• PROMPT:
Reproduce all of the data, making sure that no line differs from the original.

App and web page records
=====
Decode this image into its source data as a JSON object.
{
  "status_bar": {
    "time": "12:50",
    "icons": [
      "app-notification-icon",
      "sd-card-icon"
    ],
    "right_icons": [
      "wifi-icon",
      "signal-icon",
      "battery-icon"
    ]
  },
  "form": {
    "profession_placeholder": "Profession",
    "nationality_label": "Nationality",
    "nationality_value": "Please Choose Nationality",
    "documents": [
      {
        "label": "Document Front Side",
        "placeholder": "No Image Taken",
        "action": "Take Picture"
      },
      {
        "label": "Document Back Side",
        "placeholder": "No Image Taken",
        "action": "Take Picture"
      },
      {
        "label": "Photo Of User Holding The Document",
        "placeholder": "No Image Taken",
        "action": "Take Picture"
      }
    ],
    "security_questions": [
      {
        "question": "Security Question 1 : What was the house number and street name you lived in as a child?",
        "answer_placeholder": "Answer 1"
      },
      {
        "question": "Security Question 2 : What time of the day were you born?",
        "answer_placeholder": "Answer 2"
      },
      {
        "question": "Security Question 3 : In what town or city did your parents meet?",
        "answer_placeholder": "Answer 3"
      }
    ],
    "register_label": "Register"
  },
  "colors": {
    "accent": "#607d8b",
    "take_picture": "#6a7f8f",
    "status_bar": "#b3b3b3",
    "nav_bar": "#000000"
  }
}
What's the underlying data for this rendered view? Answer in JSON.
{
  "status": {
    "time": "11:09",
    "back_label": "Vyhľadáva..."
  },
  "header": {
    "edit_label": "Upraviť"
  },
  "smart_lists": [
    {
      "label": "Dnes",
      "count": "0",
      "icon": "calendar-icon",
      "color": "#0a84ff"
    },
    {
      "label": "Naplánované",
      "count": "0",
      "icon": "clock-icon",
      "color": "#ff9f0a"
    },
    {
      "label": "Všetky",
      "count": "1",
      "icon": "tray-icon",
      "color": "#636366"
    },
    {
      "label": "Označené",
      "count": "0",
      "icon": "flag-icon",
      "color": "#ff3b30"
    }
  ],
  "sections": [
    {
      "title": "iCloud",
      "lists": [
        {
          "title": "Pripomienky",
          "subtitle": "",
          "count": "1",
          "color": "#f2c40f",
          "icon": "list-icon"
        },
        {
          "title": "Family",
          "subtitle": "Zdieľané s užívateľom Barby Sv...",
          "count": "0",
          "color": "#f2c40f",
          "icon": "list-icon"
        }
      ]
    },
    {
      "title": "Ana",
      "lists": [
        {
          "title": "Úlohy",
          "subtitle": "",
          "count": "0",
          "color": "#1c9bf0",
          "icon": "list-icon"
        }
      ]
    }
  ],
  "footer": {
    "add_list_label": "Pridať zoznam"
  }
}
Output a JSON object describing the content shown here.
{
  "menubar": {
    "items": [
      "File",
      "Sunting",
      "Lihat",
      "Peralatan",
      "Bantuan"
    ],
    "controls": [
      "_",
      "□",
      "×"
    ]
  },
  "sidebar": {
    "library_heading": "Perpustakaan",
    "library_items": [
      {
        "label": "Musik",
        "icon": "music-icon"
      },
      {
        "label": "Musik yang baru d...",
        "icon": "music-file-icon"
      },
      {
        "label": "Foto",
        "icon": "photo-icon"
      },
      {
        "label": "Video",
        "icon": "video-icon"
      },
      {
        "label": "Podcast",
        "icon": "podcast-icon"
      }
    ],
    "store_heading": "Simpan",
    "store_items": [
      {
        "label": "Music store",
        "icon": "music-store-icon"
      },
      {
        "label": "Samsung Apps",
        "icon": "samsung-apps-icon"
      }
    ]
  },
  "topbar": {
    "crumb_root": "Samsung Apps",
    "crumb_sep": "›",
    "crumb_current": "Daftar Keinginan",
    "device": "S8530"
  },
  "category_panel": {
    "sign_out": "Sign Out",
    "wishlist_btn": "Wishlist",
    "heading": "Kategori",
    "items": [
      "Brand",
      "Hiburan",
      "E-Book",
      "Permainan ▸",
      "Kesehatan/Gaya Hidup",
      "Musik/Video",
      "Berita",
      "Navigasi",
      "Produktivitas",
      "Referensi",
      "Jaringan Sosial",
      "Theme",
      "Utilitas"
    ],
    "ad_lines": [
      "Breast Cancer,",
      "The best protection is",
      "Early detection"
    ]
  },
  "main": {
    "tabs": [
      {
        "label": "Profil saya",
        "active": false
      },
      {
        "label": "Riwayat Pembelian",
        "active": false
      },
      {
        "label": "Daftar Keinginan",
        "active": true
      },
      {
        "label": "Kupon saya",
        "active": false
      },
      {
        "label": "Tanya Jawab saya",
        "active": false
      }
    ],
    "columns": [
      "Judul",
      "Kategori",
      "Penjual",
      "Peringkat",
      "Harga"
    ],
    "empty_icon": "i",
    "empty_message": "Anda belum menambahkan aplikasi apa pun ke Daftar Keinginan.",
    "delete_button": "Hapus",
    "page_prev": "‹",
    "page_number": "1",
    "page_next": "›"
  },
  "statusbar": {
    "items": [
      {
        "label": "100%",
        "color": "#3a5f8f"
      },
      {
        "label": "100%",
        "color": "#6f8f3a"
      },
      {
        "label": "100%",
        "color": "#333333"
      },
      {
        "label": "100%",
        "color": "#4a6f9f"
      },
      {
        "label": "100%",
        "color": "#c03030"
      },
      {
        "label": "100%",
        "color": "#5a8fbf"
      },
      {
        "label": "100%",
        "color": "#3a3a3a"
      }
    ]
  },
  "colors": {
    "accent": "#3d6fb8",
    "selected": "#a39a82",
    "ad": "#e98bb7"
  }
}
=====
• REPLY TO THE TASK:
Decode this image into its source data as a JSON object.
{
  "status_bar": {
    "time": "12:50",
    "icons": [
      "app-notification-icon",
      "sd-card-icon"
    ],
    "right_icons": [
      "wifi-icon",
      "signal-icon",
      "battery-icon"
    ]
  },
  "form": {
    "profession_placeholder": "Profession",
    "nationality_label": "Nationality",
    "nationality_value": "Please Choose Nationality",
    "documents": [
      {
        "label": "Document Front Side",
        "placeholder": "No Image Taken",
        "action": "Take Picture"
      },
      {
        "label": "Document Back Side",
        "placeholder": "No Image Taken",
        "action": "Take Picture"
      },
      {
        "label": "Photo Of User Holding The Document",
        "placeholder": "No Image Taken",
        "action": "Take Picture"
      }
    ],
    "security_questions": [
      {
        "question": "Security Question 1 : What was the house number and street name you lived in as a child?",
        "answer_placeholder": "Answer 1"
      },
      {
        "question": "Security Question 2 : What time of the day were you born?",
        "answer_placeholder": "Answer 2"
      },
      {
        "question": "Security Question 3 : In what town or city did your parents meet?",
        "answer_placeholder": "Answer 3"
      }
    ],
    "register_label": "Register"
  },
  "colors": {
    "accent": "#607d8b",
    "take_picture": "#6a7f8f",
    "status_bar": "#b3b3b3",
    "nav_bar": "#000000"
  }
}
What's the underlying data for this rendered view? Answer in JSON.
{
  "status": {
    "time": "11:09",
    "back_label": "Vyhľadáva..."
  },
  "header": {
    "edit_label": "Upraviť"
  },
  "smart_lists": [
    {
      "label": "Dnes",
      "count": "0",
      "icon": "calendar-icon",
      "color": "#0a84ff"
    },
    {
      "label": "Naplánované",
      "count": "0",
      "icon": "clock-icon",
      "color": "#ff9f0a"
    },
    {
      "label": "Všetky",
      "count": "1",
      "icon": "tray-icon",
      "color": "#636366"
    },
    {
      "label": "Označené",
      "count": "0",
      "icon": "flag-icon",
      "color": "#ff3b30"
    }
  ],
  "sections": [
    {
      "title": "iCloud",
      "lists": [
        {
          "title": "Pripomienky",
          "subtitle": "",
          "count": "1",
          "color": "#f2c40f",
          "icon": "list-icon"
        },
        {
          "title": "Family",
          "subtitle": "Zdieľané s užívateľom Barby Sv...",
          "count": "0",
          "color": "#f2c40f",
          "icon": "list-icon"
        }
      ]
    },
    {
      "title": "Ana",
      "lists": [
        {
          "title": "Úlohy",
          "subtitle": "",
          "count": "0",
          "color": "#1c9bf0",
          "icon": "list-icon"
        }
      ]
    }
  ],
  "footer": {
    "add_list_label": "Pridať zoznam"
  }
}
Output a JSON object describing the content shown here.
{
  "menubar": {
    "items": [
      "File",
      "Sunting",
      "Lihat",
      "Peralatan",
      "Bantuan"
    ],
    "controls": [
      "_",
      "□",
      "×"
    ]
  },
  "sidebar": {
    "library_heading": "Perpustakaan",
    "library_items": [
      {
        "label": "Musik",
        "icon": "music-icon"
      },
      {
        "label": "Musik yang baru d...",
        "icon": "music-file-icon"
      },
      {
        "label": "Foto",
        "icon": "photo-icon"
      },
      {
        "label": "Video",
        "icon": "video-icon"
      },
      {
        "label": "Podcast",
        "icon": "podcast-icon"
      }
    ],
    "store_heading": "Simpan",
    "store_items": [
      {
        "label": "Music store",
        "icon": "music-store-icon"
      },
      {
        "label": "Samsung Apps",
        "icon": "samsung-apps-icon"
      }
    ]
  },
  "topbar": {
    "crumb_root": "Samsung Apps",
    "crumb_sep": "›",
    "crumb_current": "Daftar Keinginan",
    "device": "S8530"
  },
  "category_panel": {
    "sign_out": "Sign Out",
    "wishlist_btn": "Wishlist",
    "heading": "Kategori",
    "items": [
      "Brand",
      "Hiburan",
      "E-Book",
      "Permainan ▸",
      "Kesehatan/Gaya Hidup",
      "Musik/Video",
      "Berita",
      "Navigasi",
      "Produktivitas",
      "Referensi",
      "Jaringan Sosial",
      "Theme",
      "Utilitas"
    ],
    "ad_lines": [
      "Breast Cancer,",
      "The best protection is",
      "Early detection"
    ]
  },
  "main": {
    "tabs": [
      {
        "label": "Profil saya",
        "active": false
      },
      {
        "label": "Riwayat Pembelian",
        "active": false
      },
      {
        "label": "Daftar Keinginan",
        "active": true
      },
      {
        "label": "Kupon saya",
        "active": false
      },
      {
        "label": "Tanya Jawab saya",
        "active": false
      }
    ],
    "columns": [
      "Judul",
      "Kategori",
      "Penjual",
      "Peringkat",
      "Harga"
    ],
    "empty_icon": "i",
    "empty_message": "Anda belum menambahkan aplikasi apa pun ke Daftar Keinginan.",
    "delete_button": "Hapus",
    "page_prev": "‹",
    "page_number": "1",
    "page_next": "›"
  },
  "statusbar": {
    "items": [
      {
        "label": "100%",
        "color": "#3a5f8f"
      },
      {
        "label": "100%",
        "color": "#6f8f3a"
      },
      {
        "label": "100%",
        "color": "#333333"
      },
      {
        "label": "100%",
        "color": "#4a6f9f"
      },
      {
        "label": "100%",
        "color": "#c03030"
      },
      {
        "label": "100%",
        "color": "#5a8fbf"
      },
      {
        "label": "100%",
        "color": "#3a3a3a"
      }
    ]
  },
  "colors": {
    "accent": "#3d6fb8",
    "selected": "#a39a82",
    "ad": "#e98bb7"
  }
}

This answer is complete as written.